TASK INSTRUCTIONS – For the word "Gedung", state how many lines of the data include it. Respond with the number only.

RAW DATA –
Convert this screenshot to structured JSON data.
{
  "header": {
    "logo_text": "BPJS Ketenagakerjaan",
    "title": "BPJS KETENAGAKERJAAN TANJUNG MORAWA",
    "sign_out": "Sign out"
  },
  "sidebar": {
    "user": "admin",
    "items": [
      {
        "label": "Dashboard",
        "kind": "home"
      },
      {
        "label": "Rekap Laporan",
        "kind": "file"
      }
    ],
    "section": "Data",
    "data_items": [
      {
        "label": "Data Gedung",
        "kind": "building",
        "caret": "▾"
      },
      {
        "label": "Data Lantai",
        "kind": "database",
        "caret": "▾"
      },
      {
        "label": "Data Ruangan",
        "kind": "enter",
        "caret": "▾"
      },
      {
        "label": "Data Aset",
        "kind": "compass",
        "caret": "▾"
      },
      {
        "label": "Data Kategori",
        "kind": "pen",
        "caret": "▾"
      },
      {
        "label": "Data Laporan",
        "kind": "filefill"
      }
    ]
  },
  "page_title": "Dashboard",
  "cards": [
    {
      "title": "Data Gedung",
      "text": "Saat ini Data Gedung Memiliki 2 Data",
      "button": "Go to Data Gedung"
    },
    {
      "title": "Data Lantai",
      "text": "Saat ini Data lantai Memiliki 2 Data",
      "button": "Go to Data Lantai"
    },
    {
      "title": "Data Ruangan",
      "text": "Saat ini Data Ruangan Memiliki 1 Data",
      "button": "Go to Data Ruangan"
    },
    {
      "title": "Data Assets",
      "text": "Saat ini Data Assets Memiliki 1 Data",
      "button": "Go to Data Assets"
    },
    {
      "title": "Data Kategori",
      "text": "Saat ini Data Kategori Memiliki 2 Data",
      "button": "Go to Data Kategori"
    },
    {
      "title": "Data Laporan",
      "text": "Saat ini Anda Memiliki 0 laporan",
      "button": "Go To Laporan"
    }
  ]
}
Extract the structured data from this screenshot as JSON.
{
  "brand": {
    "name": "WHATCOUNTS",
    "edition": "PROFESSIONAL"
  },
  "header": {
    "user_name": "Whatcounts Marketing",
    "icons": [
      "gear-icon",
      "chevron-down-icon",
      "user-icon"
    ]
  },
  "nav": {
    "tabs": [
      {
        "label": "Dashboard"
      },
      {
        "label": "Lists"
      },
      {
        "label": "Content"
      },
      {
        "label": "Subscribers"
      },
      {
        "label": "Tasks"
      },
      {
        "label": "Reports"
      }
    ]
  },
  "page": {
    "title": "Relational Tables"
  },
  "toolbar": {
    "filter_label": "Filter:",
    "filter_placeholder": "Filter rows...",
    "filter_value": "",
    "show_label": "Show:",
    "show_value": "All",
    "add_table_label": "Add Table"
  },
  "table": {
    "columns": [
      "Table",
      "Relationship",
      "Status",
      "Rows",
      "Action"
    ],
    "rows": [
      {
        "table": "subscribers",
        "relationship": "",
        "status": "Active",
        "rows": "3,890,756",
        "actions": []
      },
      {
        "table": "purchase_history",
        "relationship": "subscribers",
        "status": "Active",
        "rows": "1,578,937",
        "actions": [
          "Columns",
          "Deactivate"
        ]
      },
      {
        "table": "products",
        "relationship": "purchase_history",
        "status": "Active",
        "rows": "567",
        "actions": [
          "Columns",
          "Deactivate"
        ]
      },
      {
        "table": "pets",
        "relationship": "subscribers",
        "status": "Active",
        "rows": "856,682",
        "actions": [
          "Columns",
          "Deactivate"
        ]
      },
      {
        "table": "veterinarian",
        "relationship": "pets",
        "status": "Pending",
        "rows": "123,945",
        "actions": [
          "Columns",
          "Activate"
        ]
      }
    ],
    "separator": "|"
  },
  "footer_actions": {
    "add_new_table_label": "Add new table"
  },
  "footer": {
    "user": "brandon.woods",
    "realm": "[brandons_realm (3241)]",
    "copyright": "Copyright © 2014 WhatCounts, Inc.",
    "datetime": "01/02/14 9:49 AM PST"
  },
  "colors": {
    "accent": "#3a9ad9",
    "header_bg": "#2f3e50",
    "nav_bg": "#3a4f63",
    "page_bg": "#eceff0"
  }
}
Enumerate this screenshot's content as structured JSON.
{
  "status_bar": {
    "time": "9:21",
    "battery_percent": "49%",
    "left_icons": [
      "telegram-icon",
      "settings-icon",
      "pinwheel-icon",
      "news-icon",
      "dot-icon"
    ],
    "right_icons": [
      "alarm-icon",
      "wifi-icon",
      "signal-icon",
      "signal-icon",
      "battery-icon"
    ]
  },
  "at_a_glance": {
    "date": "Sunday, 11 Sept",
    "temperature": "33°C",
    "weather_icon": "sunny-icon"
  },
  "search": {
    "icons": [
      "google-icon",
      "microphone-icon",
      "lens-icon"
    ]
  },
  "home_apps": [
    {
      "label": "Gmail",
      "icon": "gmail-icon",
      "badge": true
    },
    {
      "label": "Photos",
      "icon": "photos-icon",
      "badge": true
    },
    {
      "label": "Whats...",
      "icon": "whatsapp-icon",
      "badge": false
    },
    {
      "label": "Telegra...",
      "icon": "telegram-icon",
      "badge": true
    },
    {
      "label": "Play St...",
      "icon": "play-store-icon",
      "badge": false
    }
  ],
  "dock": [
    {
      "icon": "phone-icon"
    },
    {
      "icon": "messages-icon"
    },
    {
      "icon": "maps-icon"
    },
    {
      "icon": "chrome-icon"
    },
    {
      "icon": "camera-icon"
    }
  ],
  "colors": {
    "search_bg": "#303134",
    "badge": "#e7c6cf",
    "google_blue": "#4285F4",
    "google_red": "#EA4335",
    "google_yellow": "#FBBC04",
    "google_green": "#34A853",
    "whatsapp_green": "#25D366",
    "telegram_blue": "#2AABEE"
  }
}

ANSWER SPACE – 4